unchanged in the Rider-Waite deck as well.

Just a thought.

Eliot's Audience?

This just in from Lizette:

I have some comments regarding Eliot's poems. For one thing, what is a loto (Burnt Norton, line 36)? The word's not even in my dictionary.

Reading these poems is even more of a research exercise than was reading Pound. Wading and slashing my way through thickets of allusions only snatches me, repeatedly, from the dream of the poem, from its milieu, message and story. While tracking down all of the fascinating facts proves interesting, the necessity of engaging in the wading carries the risk of derailing the reader. I have to wonder which persons Eliot considered to be his audience, his readers. We've all been raised in different placesin different decades, and with different canons. At times I get the impression that these poets (Pound, Eliot and their contemporaries) were writing solely for one another. More maddening still is when the book itself refers the reader to a cross reference on another page and poem (i.e., "See footnote 19 about the title of Part V.").

Friday, February 03, 2006

Waste Land facsimile

Hi folks,

I put some scans from the original Waste Land manuscript up here. You can see on these pages Eliot's original typescript as well as edits made by Ezra Pound, Vivian Eliot, and T.S. himself. I'll bring the book in on Tuesday so you can all see them up close. Pound does a fairly marvelous job whittling this work down to something taut and compact. The entire first page falls to the hatchet as well as much else along the way.

As you can see, the original title was "He Do the Police in Different Voices," a quotation taken from Dickens' Our Mutual Friend, referring to one character's propensity to read the newspaper aloud in, well, different voices. What is Eliot trying to do with all the fragments of texts and all the various voices speaking from within the poem? Do we hear the poet's own voice as well or is his voice obscured by all the others he's conjuring? Or is this melange in fact his own "voice"?


Fear Death By Water

Here is the man with three staves, and here the Wheel,
And here is the one-eyed merchant, and this card,
Which is blank, is something he carries on his back,
Which I am forbidden to see. I do not find
The Hanged Man. Fear death by water.

The Waste Land, lines 51-55

“I am not familiar with the exact constitution of the Tarot pack of cards, from which I have obviously departed to suit my own convenience. The Hanged Man, a member of the traditional pack, fits my purpose in two ways: because he is associated in my mind with the Hanged God of Frazer, and because I associate him with the hooded figure in the passage of the disciples to Emmaus in Part V.”
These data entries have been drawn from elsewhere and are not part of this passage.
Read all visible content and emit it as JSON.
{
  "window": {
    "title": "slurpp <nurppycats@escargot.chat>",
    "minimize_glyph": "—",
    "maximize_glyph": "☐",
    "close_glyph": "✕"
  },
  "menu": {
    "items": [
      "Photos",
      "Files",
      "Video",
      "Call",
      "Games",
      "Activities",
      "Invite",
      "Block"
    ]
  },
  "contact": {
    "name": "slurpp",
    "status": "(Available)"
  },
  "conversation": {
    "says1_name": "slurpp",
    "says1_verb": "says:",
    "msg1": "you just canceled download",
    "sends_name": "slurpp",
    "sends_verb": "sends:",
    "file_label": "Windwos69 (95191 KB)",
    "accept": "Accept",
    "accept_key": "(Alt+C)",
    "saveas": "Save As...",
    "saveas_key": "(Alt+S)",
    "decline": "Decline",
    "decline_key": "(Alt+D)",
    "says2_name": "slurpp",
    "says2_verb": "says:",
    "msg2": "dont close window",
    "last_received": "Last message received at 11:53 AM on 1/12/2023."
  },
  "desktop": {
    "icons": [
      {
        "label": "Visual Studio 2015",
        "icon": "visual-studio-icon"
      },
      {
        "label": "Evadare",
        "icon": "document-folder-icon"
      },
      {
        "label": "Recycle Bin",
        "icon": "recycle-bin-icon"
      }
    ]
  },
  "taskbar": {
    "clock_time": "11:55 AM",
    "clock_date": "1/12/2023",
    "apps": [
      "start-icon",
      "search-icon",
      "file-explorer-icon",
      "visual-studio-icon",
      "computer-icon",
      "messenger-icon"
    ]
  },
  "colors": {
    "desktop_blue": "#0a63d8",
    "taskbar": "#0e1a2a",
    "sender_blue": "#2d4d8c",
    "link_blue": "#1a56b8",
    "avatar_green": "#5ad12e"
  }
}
Thursday, February 02, 2006

7 Reasons Bruce Andrews Would Hate Us

Because we compared him to a Fascist like Pound!

1) COMPRESSION/staccato brevity

2) Inclusion of/engagement with HISTORY (inc. POLITICS, ECONOMICS, usw.)

3) Deployment of PERSONAE: distance between poet and words

4) CONDENSARE of existing language, rather than pure soul invention

5) Rethinking of TRANSLATION & its function: Dante

6) PARATACTIC organization of materials (“paratactic clown act”)

7) Composes in rhythm of MUSICAL PHRASE (hip hop?) vs. symmetrical metrical structures

Post more! 1912 is still happening …